Throughout the years, as I have got older and began to see the bigger picture, I have realised that my brother’s condition is not my fault, it’s nobody’s fault, and that my parents love us both equally and that I am not any less important. If I had been in my brother’s position, my parents would have done the same for me. I’ve also come to understand that what I was feeling at the time was completely normal for someone in my situation and that there are so many other siblings feeling the same way. So, if you reading this blog are a sibling of a transplant recipient or your sibling is on the transplant waiting list, remember that you are not alone.
Following being listed on the organ transplant waiting list, my brother waited a total of three weeks until the call came. For some, the wait for this life-saving call doesn’t come for several weeks, months, years and, heartbreakingly, for some the wait turns too long. This is part of the reason why I am here writing this blog today. Three people are still dying every single day due to the shortage of donors and this should not be the case. Kindness, empathy and a short conversation with your loved ones are the keys to saving lives. Every one of us has the chance to save lives after we have passed away, how amazing is that?
Kristof’s operation lasted over six hours and within days of receiving his new liver, we began to see small improvements. His eyes were no longer jaundiced, and he was able to start eating.
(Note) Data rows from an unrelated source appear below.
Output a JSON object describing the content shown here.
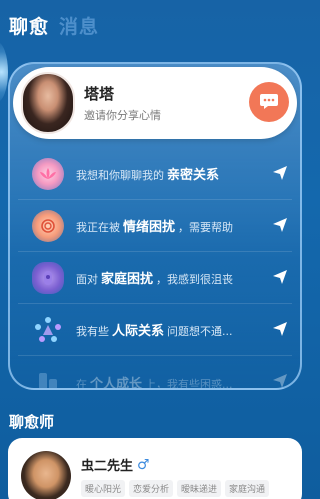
{
  "tabs": [
    {
      "label": "聊愈",
      "active": true
    },
    {
      "label": "消息",
      "active": false
    }
  ],
  "featured": {
    "name": "塔塔",
    "subtitle": "邀请你分享心情",
    "chat_icon": "chat-bubble-icon"
  },
  "topics": [
    {
      "prefix": "我想和你聊聊我的",
      "keyword": "亲密关系",
      "suffix": "",
      "icon": "lotus-icon"
    },
    {
      "prefix": "我正在被",
      "keyword": "情绪困扰",
      "suffix": "，需要帮助",
      "icon": "spiral-icon"
    },
    {
      "prefix": "面对",
      "keyword": "家庭困扰",
      "suffix": "，我感到很沮丧",
      "icon": "family-icon"
    },
    {
      "prefix": "我有些",
      "keyword": "人际关系",
      "suffix": "问题想不通...",
      "icon": "people-circle-icon"
    },
    {
      "prefix": "在",
      "keyword": "个人成长",
      "suffix": "上，我有些困惑...",
      "icon": "growth-icon"
    }
  ],
  "section": {
    "title": "聊愈师"
  },
  "counselor": {
    "name": "虫二先生",
    "gender_symbol": "♂",
    "tags": [
      "暖心阳光",
      "恋爱分析",
      "暧昧递进",
      "家庭沟通"
    ]
  },
  "colors": {
    "background": "#1468ad",
    "accent": "#f27757",
    "tab_inactive": "#4d8fcb"
  }
}
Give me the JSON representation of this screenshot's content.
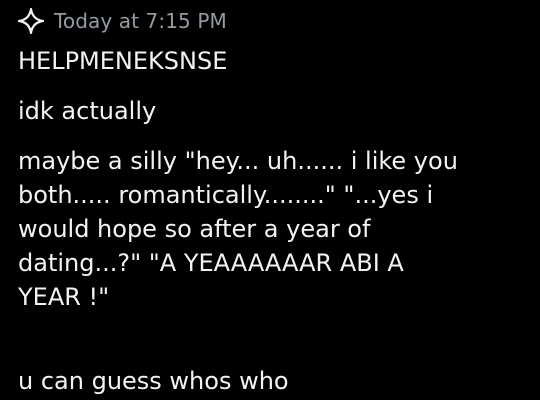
{
  "header": {
    "icon": "sparkle-icon",
    "timestamp": "Today at 7:15 PM"
  },
  "messages": [
    {
      "text": "HELPMENEKSNSE"
    },
    {
      "text": "idk actually"
    },
    {
      "lines": [
        "maybe a silly \"hey... uh...... i like you",
        "both..... romantically........\" \"...yes i",
        "would hope so after a year of",
        "dating...?\" \"A YEAAAAAAR ABI A",
        "YEAR !\""
      ]
    },
    {
      "text": "u can guess whos who"
    }
  ],
  "colors": {
    "background": "#000000",
    "text": "#f2f3f5",
    "timestamp": "#949ba4"
  }
}
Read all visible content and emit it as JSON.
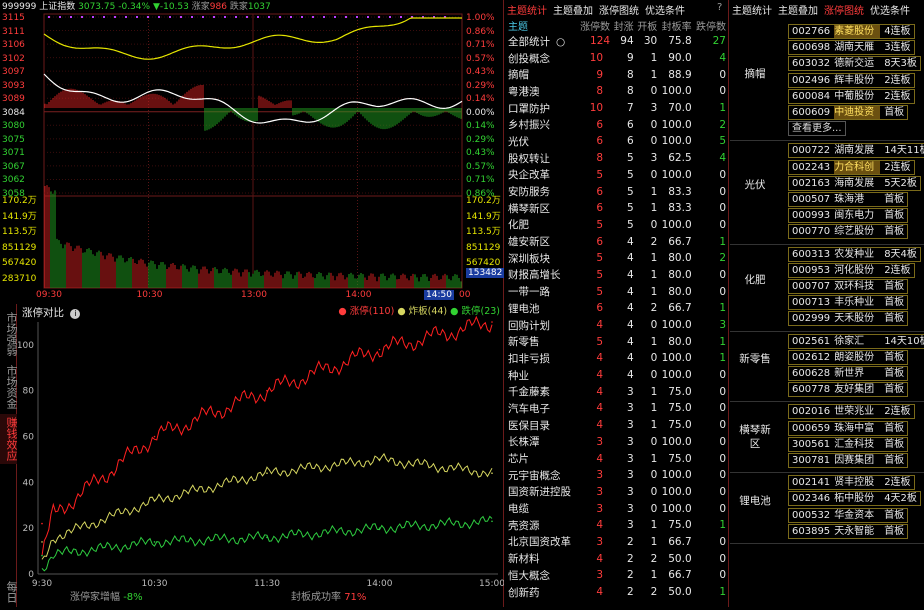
{
  "index_header": {
    "code": "999999",
    "name": "上证指数",
    "price": "3073.75",
    "pct": "-0.34%",
    "change": "▼-10.53",
    "up_label": "涨家",
    "up_count": "986",
    "down_label": "跌家",
    "down_count": "1037"
  },
  "price_axis_left": [
    "3115",
    "3111",
    "3106",
    "3102",
    "3097",
    "3093",
    "3089",
    "3084",
    "3080",
    "3075",
    "3071",
    "3067",
    "3062",
    "3058"
  ],
  "price_axis_right": [
    "1.00%",
    "0.86%",
    "0.71%",
    "0.57%",
    "0.43%",
    "0.29%",
    "0.14%",
    "0.00%",
    "0.14%",
    "0.29%",
    "0.43%",
    "0.57%",
    "0.71%",
    "0.86%"
  ],
  "volume_axis_left": [
    "170.2万",
    "141.9万",
    "113.5万",
    "851129",
    "567420",
    "283710"
  ],
  "volume_axis_right": [
    "170.2万",
    "141.9万",
    "113.5万",
    "851129",
    "567420",
    "283710"
  ],
  "volume_current": "153482",
  "time_axis": [
    "09:30",
    "10:30",
    "13:00",
    "14:00"
  ],
  "time_cursor": "14:50",
  "time_end_fragment": "00",
  "limit_chart": {
    "title": "涨停对比",
    "legend": [
      {
        "label": "涨停(110)",
        "color": "#ff3232"
      },
      {
        "label": "炸板(44)",
        "color": "#d6d660"
      },
      {
        "label": "跌停(23)",
        "color": "#2ecc40"
      }
    ],
    "y_ticks": [
      "100",
      "80",
      "60",
      "40",
      "20",
      "0"
    ],
    "x_ticks": [
      "9:30",
      "10:30",
      "11:30",
      "14:00",
      "15:00"
    ],
    "footer_left_label": "涨停家增幅",
    "footer_left_value": "-8%",
    "footer_right_label": "封板成功率",
    "footer_right_value": "71%"
  },
  "side_tabs": [
    "市场强弱",
    "市场资金",
    "赚钱效应",
    "每日"
  ],
  "chart_data": [
    {
      "type": "line",
      "title": "涨停对比",
      "x": [
        "9:30",
        "10:30",
        "11:30",
        "14:00",
        "15:00"
      ],
      "ylim": [
        0,
        110
      ],
      "series": [
        {
          "name": "涨停(110)",
          "values": [
            22,
            60,
            80,
            98,
            110
          ]
        },
        {
          "name": "炸板(44)",
          "values": [
            14,
            32,
            44,
            50,
            44
          ]
        },
        {
          "name": "跌停(23)",
          "values": [
            8,
            14,
            16,
            20,
            23
          ]
        }
      ]
    }
  ],
  "middle": {
    "tabs": [
      "主题统计",
      "主题叠加",
      "涨停图统",
      "优选条件"
    ],
    "help": "?",
    "columns": [
      "主题",
      "涨停数",
      "封涨",
      "开板",
      "封板率",
      "跌停数"
    ],
    "total_row": {
      "name": "全部统计",
      "icon": "○",
      "limit": "124",
      "sealed": "94",
      "opened": "30",
      "rate": "75.8",
      "down": "27"
    },
    "rows": [
      [
        "创投概念",
        "10",
        "9",
        "1",
        "90.0",
        "4"
      ],
      [
        "摘帽",
        "9",
        "8",
        "1",
        "88.9",
        "0"
      ],
      [
        "粤港澳",
        "8",
        "8",
        "0",
        "100.0",
        "0"
      ],
      [
        "口罩防护",
        "10",
        "7",
        "3",
        "70.0",
        "1"
      ],
      [
        "乡村振兴",
        "6",
        "6",
        "0",
        "100.0",
        "2"
      ],
      [
        "光伏",
        "6",
        "6",
        "0",
        "100.0",
        "5"
      ],
      [
        "股权转让",
        "8",
        "5",
        "3",
        "62.5",
        "4"
      ],
      [
        "央企改革",
        "5",
        "5",
        "0",
        "100.0",
        "0"
      ],
      [
        "安防服务",
        "6",
        "5",
        "1",
        "83.3",
        "0"
      ],
      [
        "横琴新区",
        "6",
        "5",
        "1",
        "83.3",
        "0"
      ],
      [
        "化肥",
        "5",
        "5",
        "0",
        "100.0",
        "0"
      ],
      [
        "雄安新区",
        "6",
        "4",
        "2",
        "66.7",
        "1"
      ],
      [
        "深圳板块",
        "5",
        "4",
        "1",
        "80.0",
        "2"
      ],
      [
        "财报高增长",
        "5",
        "4",
        "1",
        "80.0",
        "0"
      ],
      [
        "一带一路",
        "5",
        "4",
        "1",
        "80.0",
        "0"
      ],
      [
        "锂电池",
        "6",
        "4",
        "2",
        "66.7",
        "1"
      ],
      [
        "回购计划",
        "4",
        "4",
        "0",
        "100.0",
        "3"
      ],
      [
        "新零售",
        "5",
        "4",
        "1",
        "80.0",
        "1"
      ],
      [
        "扣非亏损",
        "4",
        "4",
        "0",
        "100.0",
        "1"
      ],
      [
        "种业",
        "4",
        "4",
        "0",
        "100.0",
        "0"
      ],
      [
        "千金藤素",
        "4",
        "3",
        "1",
        "75.0",
        "0"
      ],
      [
        "汽车电子",
        "4",
        "3",
        "1",
        "75.0",
        "0"
      ],
      [
        "医保目录",
        "4",
        "3",
        "1",
        "75.0",
        "0"
      ],
      [
        "长株潭",
        "3",
        "3",
        "0",
        "100.0",
        "0"
      ],
      [
        "芯片",
        "4",
        "3",
        "1",
        "75.0",
        "0"
      ],
      [
        "元宇宙概念",
        "3",
        "3",
        "0",
        "100.0",
        "0"
      ],
      [
        "国资新进控股",
        "3",
        "3",
        "0",
        "100.0",
        "0"
      ],
      [
        "电缆",
        "3",
        "3",
        "0",
        "100.0",
        "0"
      ],
      [
        "壳资源",
        "4",
        "3",
        "1",
        "75.0",
        "1"
      ],
      [
        "北京国资改革",
        "3",
        "2",
        "1",
        "66.7",
        "0"
      ],
      [
        "新材料",
        "4",
        "2",
        "2",
        "50.0",
        "0"
      ],
      [
        "恒大概念",
        "3",
        "2",
        "1",
        "66.7",
        "0"
      ],
      [
        "创新药",
        "4",
        "2",
        "2",
        "50.0",
        "1"
      ]
    ]
  },
  "right": {
    "tabs": [
      "主题统计",
      "主题叠加",
      "涨停图统",
      "优选条件"
    ],
    "groups": [
      {
        "name": "摘帽",
        "stocks": [
          [
            "002766",
            "素菱股份",
            "4连板"
          ],
          [
            "600698",
            "湖南天雁",
            "3连板"
          ],
          [
            "603032",
            "德新交运",
            "8天3板"
          ],
          [
            "002496",
            "辉丰股份",
            "2连板"
          ],
          [
            "600084",
            "中葡股份",
            "2连板"
          ],
          [
            "600609",
            "中迪投资",
            "首板"
          ]
        ],
        "more": "查看更多..."
      },
      {
        "name": "光伏",
        "stocks": [
          [
            "000722",
            "湖南发展",
            "14天11板"
          ],
          [
            "002243",
            "力合科创",
            "2连板"
          ],
          [
            "002163",
            "海南发展",
            "5天2板"
          ],
          [
            "000507",
            "珠海港",
            "首板"
          ],
          [
            "000993",
            "闽东电力",
            "首板"
          ],
          [
            "000770",
            "综艺股份",
            "首板"
          ]
        ]
      },
      {
        "name": "化肥",
        "stocks": [
          [
            "600313",
            "农发种业",
            "8天4板"
          ],
          [
            "000953",
            "河化股份",
            "2连板"
          ],
          [
            "000707",
            "双环科技",
            "首板"
          ],
          [
            "000713",
            "丰乐种业",
            "首板"
          ],
          [
            "002999",
            "天禾股份",
            "首板"
          ]
        ]
      },
      {
        "name": "新零售",
        "stocks": [
          [
            "002561",
            "徐家汇",
            "14天10板"
          ],
          [
            "002612",
            "朗姿股份",
            "首板"
          ],
          [
            "600628",
            "新世界",
            "首板"
          ],
          [
            "600778",
            "友好集团",
            "首板"
          ]
        ]
      },
      {
        "name": "横琴新区",
        "stocks": [
          [
            "002016",
            "世荣兆业",
            "2连板"
          ],
          [
            "000659",
            "珠海中富",
            "首板"
          ],
          [
            "300561",
            "汇金科技",
            "首板"
          ],
          [
            "300781",
            "因赛集团",
            "首板"
          ]
        ]
      },
      {
        "name": "锂电池",
        "stocks": [
          [
            "002141",
            "贤丰控股",
            "2连板"
          ],
          [
            "002346",
            "柘中股份",
            "4天2板"
          ],
          [
            "000532",
            "华金资本",
            "首板"
          ],
          [
            "603895",
            "天永智能",
            "首板"
          ]
        ]
      }
    ]
  }
}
A few weeks passed, and he was discharged from hospital.
Almost a decade later, I am here writing this blog. Kristof is soon to be a teenager (where has the time gone!), enjoying playing sport (football and table tennis in particular), spending time with friends and he has just started his second year in secondary school. He is the kindest, most downright hilarious and caring young man you could ever meet. I couldn’t be prouder of how far he has come since his transplant and his journey really just comes to show how much of a difference a new organ can make to someone, as well as their loved ones.
Kristof is my whole world and more. I could never imagine life without him. I can’t thank his donor and donor family enough for the second chance they have given him and our family by saying yes to organ donation. There’s no greater gift than the gift of life and we have been blessed to receive it.
I would also like to take this opportunity to share with you a petition I have started recently in the hope to make basic education about organ donation a compulsory part of the secondary school curriculum here in the UK. I believe that education is the key to change, and by educating young people we can save so many more lives and get the nation talking about their wishes. Education in schools is also one of the aims of Lucia’s campaign, Live Loudly Donate Proudly. The petition is on change.org, please take a look and share the message.
As I come to the end of writing this blog, I would like to say a massive thank you to Lucia’s family for this opportunity to share my perspective of organ donation during organ donation week; what a wonderful idea to help raise awareness and continue the incredible project which Lucia started. I would also like to thank you for taking the time to read this blog. Please, have the organ donation conversation with your loved ones, because by saying yes to organ donation you’re not only saving lives, but you’re also giving someone’s mum, dad, daughter, son, brother, sister or friend more precious time with their loved one and a second chance to make memories and enjoy the gift of life.
Fanni Doroti Polgar